Set down the listing again, word for word.

▶ **RECORDED DATA**
Content starts
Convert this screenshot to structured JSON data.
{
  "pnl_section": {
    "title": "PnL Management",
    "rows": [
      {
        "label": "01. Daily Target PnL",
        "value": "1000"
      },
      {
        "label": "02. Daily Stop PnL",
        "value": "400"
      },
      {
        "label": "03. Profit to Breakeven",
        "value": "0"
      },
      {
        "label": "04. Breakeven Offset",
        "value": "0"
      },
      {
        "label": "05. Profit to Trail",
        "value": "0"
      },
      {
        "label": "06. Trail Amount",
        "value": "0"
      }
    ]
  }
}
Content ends
▶ **SOLVED EXERCISE**
Convert this screenshot to structured JSON data.
{
  "pnl_section": {
    "title": "PnL Management",
    "rows": [
      {
        "label": "01. Daily Target PnL",
        "value": "1000"
      },
      {
        "label": "02. Daily Stop PnL",
        "value": "400"
      },
      {
        "label": "03. Profit to Breakeven",
        "value": "0"
      },
      {
        "label": "04. Breakeven Offset",
        "value": "0"
      },
      {
        "label": "05. Profit to Trail",
        "value": "0"
      },
      {
        "label": "06. Trail Amount",
        "value": "0"
      }
    ]
  }
}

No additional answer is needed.